Child maltreatment, which includes both child abuse and child neglect, is a major social problem. This paper focuses on measuring the effects of child maltreatment on crime using data from the National Longitudinal Study of Adolescent Health (Add Health). We focus on crime because it is one of the most socially costly potential outcomes of maltreatment, and because the proposed mechanisms linking maltreatment and crime are relatively well elucidated in the literature. Our work addresses many limitations of the existing literature on child maltreatment. First, we use a large national sample, and investigate different types of abuse in a similar framework. Second, we pay careful attention to identifying the causal impact of abuse, by using a variety of statistical methods that make differing assumptions. These methods include: Ordinary Least Squares (OLS), propensity score matching estimators, and twin fixed effects. Finally, we examine the extent to which the effects of maltreatment vary with socio-economic status (SES), gender, and the severity of the maltreatment.

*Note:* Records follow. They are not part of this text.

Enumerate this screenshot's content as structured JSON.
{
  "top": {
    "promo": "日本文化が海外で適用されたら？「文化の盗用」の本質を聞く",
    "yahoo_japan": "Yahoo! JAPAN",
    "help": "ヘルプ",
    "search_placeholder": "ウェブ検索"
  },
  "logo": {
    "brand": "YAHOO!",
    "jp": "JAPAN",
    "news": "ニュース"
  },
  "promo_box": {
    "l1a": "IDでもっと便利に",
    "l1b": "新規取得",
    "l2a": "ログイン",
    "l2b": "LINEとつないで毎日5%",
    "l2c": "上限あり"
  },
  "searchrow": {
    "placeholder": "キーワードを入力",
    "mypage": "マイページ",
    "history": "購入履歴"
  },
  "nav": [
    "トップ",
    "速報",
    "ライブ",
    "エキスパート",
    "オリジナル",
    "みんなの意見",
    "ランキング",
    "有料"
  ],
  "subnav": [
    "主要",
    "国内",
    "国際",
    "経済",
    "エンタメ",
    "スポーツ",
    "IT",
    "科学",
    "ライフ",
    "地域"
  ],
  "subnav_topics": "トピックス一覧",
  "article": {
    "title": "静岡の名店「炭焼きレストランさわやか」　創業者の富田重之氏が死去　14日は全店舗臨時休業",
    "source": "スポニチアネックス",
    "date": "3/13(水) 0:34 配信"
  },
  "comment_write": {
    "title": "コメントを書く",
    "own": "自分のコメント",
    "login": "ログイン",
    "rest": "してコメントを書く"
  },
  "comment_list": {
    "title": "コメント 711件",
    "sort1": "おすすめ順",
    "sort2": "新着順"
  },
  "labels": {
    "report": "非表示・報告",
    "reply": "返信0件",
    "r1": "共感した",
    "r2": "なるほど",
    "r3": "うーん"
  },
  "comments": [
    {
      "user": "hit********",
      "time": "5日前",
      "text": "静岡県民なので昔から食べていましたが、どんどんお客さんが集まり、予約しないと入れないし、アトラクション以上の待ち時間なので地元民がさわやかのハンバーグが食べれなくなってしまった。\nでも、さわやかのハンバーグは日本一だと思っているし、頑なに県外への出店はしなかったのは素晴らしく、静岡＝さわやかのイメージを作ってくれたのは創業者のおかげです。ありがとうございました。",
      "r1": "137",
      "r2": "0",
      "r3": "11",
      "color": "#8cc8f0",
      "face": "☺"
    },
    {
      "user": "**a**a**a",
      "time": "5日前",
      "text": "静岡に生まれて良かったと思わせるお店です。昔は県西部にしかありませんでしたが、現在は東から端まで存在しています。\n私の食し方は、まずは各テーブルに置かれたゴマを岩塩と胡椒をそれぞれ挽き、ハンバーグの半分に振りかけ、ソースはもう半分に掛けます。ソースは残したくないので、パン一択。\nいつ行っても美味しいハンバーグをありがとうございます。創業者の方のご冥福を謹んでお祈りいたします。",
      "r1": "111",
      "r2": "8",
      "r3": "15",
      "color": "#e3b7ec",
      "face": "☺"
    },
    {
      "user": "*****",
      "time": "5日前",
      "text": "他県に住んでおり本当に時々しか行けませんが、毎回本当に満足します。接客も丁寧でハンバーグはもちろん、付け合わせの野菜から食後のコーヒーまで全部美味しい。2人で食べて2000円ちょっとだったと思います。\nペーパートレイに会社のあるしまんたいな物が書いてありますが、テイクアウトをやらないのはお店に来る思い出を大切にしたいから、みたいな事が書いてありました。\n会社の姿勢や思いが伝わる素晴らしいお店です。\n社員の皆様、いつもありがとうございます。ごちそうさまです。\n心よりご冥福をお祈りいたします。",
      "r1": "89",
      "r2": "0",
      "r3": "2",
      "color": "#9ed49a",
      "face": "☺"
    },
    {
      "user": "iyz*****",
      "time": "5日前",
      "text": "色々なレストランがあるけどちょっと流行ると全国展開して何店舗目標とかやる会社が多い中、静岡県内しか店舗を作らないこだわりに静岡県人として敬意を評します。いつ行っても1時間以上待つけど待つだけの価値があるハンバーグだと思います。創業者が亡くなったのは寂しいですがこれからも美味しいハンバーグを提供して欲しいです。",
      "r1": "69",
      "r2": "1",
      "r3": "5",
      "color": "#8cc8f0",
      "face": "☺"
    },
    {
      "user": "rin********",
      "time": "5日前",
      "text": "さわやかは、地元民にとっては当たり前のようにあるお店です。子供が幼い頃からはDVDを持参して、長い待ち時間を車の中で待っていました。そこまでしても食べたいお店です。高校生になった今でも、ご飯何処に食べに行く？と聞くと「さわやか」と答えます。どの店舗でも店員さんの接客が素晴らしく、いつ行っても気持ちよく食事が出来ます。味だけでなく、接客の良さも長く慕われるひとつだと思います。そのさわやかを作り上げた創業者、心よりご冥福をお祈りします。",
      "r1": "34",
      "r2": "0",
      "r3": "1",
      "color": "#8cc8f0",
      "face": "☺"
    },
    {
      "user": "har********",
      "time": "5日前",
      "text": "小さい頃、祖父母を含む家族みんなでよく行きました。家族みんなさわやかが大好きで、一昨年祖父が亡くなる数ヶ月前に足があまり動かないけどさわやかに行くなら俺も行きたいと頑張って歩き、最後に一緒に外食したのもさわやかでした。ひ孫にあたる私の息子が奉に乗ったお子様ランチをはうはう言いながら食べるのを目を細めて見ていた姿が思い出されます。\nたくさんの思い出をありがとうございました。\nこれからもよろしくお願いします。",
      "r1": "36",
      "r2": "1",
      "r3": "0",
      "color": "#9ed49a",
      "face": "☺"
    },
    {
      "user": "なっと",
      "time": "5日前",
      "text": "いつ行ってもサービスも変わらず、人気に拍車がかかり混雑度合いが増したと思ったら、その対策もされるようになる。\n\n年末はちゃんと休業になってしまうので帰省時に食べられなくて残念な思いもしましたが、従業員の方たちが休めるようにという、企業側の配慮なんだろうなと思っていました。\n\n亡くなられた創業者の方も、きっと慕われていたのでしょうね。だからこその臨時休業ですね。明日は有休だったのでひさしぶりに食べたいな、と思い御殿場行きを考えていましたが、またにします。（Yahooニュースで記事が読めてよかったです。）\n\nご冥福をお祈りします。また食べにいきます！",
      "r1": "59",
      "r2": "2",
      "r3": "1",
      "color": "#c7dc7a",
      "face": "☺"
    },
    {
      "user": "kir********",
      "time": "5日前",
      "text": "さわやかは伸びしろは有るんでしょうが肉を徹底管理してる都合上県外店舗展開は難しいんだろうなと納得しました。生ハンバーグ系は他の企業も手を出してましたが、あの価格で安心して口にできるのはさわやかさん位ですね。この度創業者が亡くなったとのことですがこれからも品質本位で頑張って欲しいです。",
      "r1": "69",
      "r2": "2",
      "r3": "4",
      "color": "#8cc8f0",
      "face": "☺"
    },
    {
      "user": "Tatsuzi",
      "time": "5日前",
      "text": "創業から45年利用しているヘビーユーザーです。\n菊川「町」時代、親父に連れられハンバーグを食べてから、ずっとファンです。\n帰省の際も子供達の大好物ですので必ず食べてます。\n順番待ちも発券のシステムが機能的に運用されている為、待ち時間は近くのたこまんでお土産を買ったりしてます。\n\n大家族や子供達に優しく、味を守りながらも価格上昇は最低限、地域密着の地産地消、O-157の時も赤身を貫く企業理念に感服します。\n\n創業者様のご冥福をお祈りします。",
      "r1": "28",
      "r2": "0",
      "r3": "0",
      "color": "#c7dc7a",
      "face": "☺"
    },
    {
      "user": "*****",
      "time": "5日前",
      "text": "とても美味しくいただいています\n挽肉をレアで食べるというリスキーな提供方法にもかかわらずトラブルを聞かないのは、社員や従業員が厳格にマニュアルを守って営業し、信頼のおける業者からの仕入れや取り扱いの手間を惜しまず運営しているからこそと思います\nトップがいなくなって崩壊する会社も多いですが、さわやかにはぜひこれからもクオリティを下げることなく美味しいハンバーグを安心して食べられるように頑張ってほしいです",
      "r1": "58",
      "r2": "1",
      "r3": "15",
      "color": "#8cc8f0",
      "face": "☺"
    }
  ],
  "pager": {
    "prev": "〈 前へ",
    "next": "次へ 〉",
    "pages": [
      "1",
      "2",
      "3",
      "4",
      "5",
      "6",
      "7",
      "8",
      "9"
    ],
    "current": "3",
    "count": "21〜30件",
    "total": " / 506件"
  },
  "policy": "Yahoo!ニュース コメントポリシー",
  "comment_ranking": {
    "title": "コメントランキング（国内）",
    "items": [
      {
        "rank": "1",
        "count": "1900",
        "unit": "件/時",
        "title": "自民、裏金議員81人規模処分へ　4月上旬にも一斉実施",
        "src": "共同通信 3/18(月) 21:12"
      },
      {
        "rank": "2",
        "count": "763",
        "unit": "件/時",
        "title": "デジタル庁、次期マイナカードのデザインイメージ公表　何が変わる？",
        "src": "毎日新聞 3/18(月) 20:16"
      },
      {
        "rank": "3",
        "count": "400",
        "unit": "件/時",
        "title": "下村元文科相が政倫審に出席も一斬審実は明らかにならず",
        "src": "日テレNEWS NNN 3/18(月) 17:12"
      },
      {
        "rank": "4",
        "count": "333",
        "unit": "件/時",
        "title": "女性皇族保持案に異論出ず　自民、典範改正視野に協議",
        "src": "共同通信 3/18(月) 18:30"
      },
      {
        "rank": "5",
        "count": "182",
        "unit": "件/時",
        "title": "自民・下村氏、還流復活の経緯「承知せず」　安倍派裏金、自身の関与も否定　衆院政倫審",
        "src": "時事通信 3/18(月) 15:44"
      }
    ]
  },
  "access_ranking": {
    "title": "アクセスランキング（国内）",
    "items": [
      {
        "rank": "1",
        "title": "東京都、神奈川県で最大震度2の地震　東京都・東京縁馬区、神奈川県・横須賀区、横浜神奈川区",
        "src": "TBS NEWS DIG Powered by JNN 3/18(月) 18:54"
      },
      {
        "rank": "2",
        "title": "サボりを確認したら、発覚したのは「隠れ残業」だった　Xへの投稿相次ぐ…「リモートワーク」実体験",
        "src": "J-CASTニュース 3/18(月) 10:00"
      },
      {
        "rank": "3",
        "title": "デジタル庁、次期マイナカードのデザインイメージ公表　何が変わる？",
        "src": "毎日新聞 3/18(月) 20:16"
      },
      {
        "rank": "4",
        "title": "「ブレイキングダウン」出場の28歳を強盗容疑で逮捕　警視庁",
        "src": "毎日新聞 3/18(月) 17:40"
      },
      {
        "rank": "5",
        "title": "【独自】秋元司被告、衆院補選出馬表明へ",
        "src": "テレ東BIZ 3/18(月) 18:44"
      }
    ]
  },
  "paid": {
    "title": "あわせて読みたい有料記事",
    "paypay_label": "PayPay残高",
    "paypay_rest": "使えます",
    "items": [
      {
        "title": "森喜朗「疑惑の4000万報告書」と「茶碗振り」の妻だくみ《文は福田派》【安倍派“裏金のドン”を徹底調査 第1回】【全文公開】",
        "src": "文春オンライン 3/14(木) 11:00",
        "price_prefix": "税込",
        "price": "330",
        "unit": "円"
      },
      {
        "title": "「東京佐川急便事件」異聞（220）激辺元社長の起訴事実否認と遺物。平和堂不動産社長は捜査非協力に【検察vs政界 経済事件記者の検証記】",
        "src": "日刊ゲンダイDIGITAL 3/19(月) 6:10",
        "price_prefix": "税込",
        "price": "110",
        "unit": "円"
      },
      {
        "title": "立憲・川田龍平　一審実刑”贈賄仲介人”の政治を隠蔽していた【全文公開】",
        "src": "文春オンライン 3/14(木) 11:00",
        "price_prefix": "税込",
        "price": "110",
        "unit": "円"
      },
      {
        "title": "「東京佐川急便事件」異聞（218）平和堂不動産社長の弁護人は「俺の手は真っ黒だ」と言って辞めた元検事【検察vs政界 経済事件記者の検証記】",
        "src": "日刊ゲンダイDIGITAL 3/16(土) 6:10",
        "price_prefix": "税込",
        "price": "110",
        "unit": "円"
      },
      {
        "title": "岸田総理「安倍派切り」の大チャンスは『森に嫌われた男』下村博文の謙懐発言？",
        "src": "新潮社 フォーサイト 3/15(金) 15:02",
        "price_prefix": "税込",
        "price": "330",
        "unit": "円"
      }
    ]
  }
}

We find that maltreatment approximately doubles the probability of engaging in many types of crime. Low SES children are both more likely to be mistreated and suffer more damaging effects. Boys are at greater risk than girls, at least in terms of increased propensity to commit crime. Sexual abuse appears to have the largest negative effects, perhaps justifying the emphasis on this type of abuse in the literature. Finally, the probability of engaging in crime increases with the experience of multiple forms of maltreatment as well as the experience of Child Protective Services (CPS) investigation. Working Paper 06-31